# SUPPLIED INFORMATION
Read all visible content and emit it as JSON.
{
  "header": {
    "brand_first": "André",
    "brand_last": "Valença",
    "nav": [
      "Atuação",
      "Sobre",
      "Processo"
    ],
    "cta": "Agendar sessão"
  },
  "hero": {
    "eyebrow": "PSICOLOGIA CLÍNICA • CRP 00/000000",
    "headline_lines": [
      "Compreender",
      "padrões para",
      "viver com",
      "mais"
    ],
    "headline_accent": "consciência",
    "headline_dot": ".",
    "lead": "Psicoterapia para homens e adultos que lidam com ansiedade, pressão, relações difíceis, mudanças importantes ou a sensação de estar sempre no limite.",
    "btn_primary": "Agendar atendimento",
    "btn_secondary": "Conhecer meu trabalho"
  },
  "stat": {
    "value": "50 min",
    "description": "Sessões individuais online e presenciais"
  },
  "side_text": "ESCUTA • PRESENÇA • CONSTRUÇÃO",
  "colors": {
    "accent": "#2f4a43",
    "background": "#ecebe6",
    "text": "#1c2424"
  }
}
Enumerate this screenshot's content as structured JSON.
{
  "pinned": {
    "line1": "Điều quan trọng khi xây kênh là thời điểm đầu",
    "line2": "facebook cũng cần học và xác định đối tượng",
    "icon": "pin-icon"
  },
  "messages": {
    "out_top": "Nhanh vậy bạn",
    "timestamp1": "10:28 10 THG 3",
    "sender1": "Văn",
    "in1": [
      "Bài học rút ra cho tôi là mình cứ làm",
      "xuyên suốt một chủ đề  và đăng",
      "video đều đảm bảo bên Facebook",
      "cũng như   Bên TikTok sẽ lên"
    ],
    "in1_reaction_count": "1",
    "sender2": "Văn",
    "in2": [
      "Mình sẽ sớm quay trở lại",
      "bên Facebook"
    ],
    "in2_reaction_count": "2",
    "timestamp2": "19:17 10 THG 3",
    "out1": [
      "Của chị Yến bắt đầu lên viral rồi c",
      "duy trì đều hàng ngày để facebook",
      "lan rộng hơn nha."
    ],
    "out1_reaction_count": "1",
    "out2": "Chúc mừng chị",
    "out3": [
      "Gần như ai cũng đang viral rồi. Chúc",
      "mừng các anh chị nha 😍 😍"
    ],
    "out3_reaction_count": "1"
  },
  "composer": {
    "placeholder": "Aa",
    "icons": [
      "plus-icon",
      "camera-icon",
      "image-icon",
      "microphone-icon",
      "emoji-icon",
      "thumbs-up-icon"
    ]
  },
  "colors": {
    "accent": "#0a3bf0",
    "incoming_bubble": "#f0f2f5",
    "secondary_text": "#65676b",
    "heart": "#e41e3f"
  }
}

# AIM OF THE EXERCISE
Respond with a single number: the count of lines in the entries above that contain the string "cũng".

# RESPONSE AREA
3